**TASK REQUIREMENTS:** A faithful retyping of every entry below is wanted, with images left out.

##### DATA FOR THE TASK #####

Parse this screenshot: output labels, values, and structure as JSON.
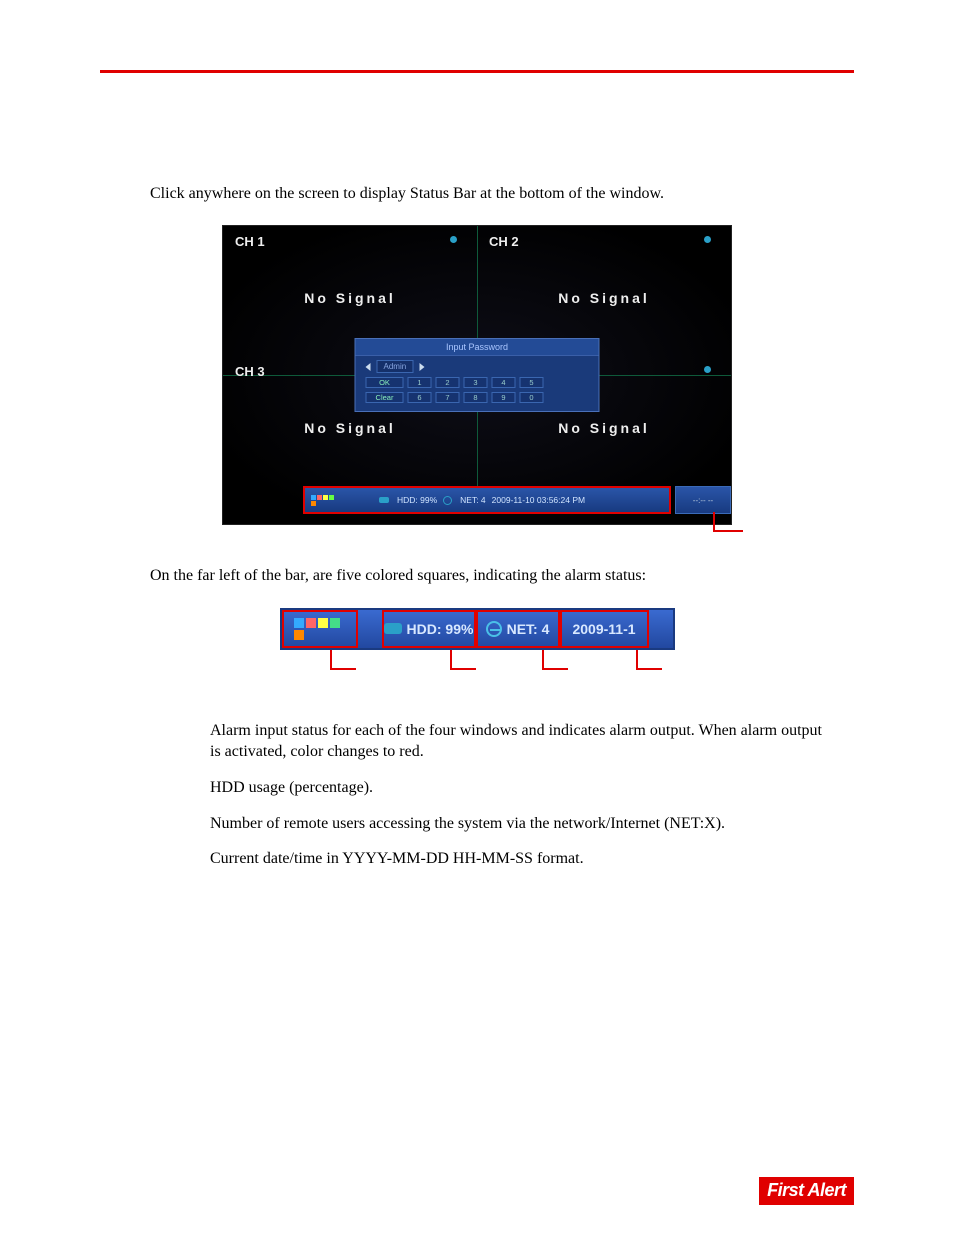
{
  "intro_text": "Click anywhere on the screen to display Status Bar at the bottom of the window.",
  "screen": {
    "channels": [
      "CH 1",
      "CH 2",
      "CH 3",
      ""
    ],
    "no_signal": "No Signal",
    "password_dialog": {
      "title": "Input Password",
      "user": "Admin",
      "ok": "OK",
      "clear": "Clear",
      "keys_row1": [
        "1",
        "2",
        "3",
        "4",
        "5"
      ],
      "keys_row2": [
        "6",
        "7",
        "8",
        "9",
        "0"
      ]
    },
    "statusbar": {
      "hdd_label": "HDD: 99%",
      "net_label": "NET: 4",
      "datetime": "2009-11-10 03:56:24 PM",
      "right": "--:-- --"
    }
  },
  "para2_text": "On the far left of the bar, are five colored squares, indicating the alarm status:",
  "statusbar_large": {
    "hdd_label": "HDD: 99%",
    "net_label": "NET: 4",
    "date_fragment": "2009-11-1"
  },
  "descriptions": [
    "Alarm input status for each of the four windows and indicates alarm output. When alarm output is activated, color changes to red.",
    "HDD usage (percentage).",
    "Number of remote users accessing the system via the network/Internet (NET:X).",
    "Current date/time in YYYY-MM-DD HH-MM-SS format."
  ],
  "logo_text": "First Alert"
}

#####

**ANSWER:**
Parse this screenshot: output labels, values, and structure as JSON.
{
  "intro_text": "Click anywhere on the screen to display Status Bar at the bottom of the window.",
  "screen": {
    "channels": [
      "CH 1",
      "CH 2",
      "CH 3",
      ""
    ],
    "no_signal": "No Signal",
    "password_dialog": {
      "title": "Input Password",
      "user": "Admin",
      "ok": "OK",
      "clear": "Clear",
      "keys_row1": [
        "1",
        "2",
        "3",
        "4",
        "5"
      ],
      "keys_row2": [
        "6",
        "7",
        "8",
        "9",
        "0"
      ]
    },
    "statusbar": {
      "hdd_label": "HDD: 99%",
      "net_label": "NET: 4",
      "datetime": "2009-11-10 03:56:24 PM",
      "right": "--:-- --"
    }
  },
  "para2_text": "On the far left of the bar, are five colored squares, indicating the alarm status:",
  "statusbar_large": {
    "hdd_label": "HDD: 99%",
    "net_label": "NET: 4",
    "date_fragment": "2009-11-1"
  },
  "descriptions": [
    "Alarm input status for each of the four windows and indicates alarm output. When alarm output is activated, color changes to red.",
    "HDD usage (percentage).",
    "Number of remote users accessing the system via the network/Internet (NET:X).",
    "Current date/time in YYYY-MM-DD HH-MM-SS format."
  ],
  "logo_text": "First Alert"
}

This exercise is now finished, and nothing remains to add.